This is all about the cost. Nothing more.


Hazel Scannell September 19, 2013

I believe that all cancer treatments should be available to both NHS sector and private sector, maybe they could ‘part fund’ the NHS application for treatments to be widely available across the UK, using satellite centres so that people will have a shorter journey time to receive the Proton therapy. I have sat in on discussion forums at Welwyn Garden City regarding cancer satellite centres a few years ago when I represented my village – one main outcome of the meeting; ‘patient’s journey time must be kept to a minimum’. If the private hospitals that have started to use this treatment possibly work together in finding ways of assisting the NHS with funding, even better – if external sponsorship was found this would be wonderful for all cancer patients and their families. This new treatment sounds exciting, I hope that the Government will help with part funding as the UK have so many fantastic research centres of excellence and always need money to keep doing their own research too which is so important for everyone worldwide. Cancer Research UK is doing a brilliant job in raising awareness, the supporters are just amazing, nineteen months of working in a Cancer Research UK shop has taught me so much about the courage of so many families, an experience I will value for the rest of my life.

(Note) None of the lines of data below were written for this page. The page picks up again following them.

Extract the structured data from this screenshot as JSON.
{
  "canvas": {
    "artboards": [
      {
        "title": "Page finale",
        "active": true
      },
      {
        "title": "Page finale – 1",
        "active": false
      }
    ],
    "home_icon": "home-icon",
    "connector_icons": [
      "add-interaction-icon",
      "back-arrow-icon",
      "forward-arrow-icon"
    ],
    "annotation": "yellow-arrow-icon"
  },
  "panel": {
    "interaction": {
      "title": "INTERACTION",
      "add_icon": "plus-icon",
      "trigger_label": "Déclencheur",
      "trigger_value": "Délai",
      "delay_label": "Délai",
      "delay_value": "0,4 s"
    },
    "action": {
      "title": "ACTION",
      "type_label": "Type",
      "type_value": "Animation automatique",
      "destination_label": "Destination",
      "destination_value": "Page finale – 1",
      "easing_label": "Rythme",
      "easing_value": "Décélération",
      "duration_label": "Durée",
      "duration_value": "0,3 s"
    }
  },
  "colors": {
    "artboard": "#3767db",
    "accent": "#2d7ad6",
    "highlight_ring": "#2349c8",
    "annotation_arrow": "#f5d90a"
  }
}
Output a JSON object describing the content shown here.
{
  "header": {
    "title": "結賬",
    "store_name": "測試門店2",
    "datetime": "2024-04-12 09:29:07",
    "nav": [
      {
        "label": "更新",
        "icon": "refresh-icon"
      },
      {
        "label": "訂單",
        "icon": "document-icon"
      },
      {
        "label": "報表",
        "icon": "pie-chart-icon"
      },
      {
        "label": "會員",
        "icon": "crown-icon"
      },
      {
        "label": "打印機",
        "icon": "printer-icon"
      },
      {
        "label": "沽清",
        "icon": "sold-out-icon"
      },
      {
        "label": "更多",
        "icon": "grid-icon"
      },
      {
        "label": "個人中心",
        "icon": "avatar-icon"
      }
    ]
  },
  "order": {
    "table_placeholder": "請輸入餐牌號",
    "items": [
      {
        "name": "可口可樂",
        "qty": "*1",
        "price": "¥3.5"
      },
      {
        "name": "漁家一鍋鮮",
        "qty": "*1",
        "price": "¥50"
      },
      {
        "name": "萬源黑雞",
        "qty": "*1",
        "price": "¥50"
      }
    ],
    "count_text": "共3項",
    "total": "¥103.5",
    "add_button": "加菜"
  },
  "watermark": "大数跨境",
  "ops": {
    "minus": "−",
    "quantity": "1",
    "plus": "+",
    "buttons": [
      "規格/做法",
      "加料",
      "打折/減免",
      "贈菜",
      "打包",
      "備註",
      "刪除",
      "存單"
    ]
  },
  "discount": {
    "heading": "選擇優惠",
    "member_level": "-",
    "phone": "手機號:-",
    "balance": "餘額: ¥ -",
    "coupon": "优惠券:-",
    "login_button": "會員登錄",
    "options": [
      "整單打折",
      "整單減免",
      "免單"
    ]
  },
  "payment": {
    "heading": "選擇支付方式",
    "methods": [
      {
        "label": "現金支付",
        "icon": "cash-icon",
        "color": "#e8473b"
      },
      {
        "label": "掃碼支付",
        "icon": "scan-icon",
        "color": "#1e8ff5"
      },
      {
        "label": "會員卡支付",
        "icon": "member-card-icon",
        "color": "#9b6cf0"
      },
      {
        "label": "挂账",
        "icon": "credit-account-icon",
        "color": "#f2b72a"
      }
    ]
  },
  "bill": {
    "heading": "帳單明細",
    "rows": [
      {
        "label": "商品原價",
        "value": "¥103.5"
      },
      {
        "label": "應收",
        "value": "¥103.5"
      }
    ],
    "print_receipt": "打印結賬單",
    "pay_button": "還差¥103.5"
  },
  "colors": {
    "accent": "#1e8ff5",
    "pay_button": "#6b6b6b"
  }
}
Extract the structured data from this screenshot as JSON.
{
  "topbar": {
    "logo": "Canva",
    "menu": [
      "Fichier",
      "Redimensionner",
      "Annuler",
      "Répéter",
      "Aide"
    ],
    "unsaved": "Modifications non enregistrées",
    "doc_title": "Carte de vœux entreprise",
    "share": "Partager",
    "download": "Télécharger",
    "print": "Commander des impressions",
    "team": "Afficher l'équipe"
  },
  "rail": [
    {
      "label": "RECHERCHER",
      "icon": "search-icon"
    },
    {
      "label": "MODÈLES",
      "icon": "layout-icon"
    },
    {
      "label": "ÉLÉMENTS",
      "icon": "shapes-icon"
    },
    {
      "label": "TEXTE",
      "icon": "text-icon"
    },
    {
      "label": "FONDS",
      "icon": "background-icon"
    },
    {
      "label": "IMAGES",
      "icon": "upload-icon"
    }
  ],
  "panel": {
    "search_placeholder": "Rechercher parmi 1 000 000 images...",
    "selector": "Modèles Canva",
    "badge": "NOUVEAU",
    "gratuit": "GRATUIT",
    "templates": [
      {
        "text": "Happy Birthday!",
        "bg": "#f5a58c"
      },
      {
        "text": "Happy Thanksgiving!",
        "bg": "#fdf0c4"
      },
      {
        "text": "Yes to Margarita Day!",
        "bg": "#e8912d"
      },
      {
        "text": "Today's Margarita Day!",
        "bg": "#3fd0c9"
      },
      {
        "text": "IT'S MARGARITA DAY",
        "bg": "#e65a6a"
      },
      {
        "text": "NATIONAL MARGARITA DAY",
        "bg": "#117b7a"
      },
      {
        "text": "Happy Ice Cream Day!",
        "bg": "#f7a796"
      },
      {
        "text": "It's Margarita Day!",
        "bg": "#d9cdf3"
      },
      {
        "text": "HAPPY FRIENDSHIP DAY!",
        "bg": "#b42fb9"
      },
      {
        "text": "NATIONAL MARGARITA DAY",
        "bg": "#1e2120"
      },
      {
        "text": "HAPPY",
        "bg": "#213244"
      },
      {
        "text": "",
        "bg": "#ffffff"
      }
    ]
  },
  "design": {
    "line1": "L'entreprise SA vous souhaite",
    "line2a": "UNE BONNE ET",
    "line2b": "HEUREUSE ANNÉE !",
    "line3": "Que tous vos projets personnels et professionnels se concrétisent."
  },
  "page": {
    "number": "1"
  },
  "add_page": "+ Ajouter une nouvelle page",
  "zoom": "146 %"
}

Arthur Kay September 18, 2013

I found this article very helpful in providing a balanced view of the potential benefits of proton therapy. It might be worth adding that although proton radiation dose distributions have the advantage of the Bragg peak in the forward direction, there remains unwanted lower level radiation in the lateral directions as well as unwanted radiation up to the Bragg peak in the forward direction. Also very few tumours can be treated solely from one direction. Proton therapy machines are extremely expensive both to purchase and to maintain. It might be argued that this money would be better spent on advanced conventional radiotherapy equipment where many more patients could be treated thereby saving many more lives. The small number of patients that might benefit from proton therapy could still be treated overseas as at present. After all if a patient happens to live in Aberdeen or Penzance, they are unlikely to gain much from travelling to London or Manchester compared with travelling to Florida.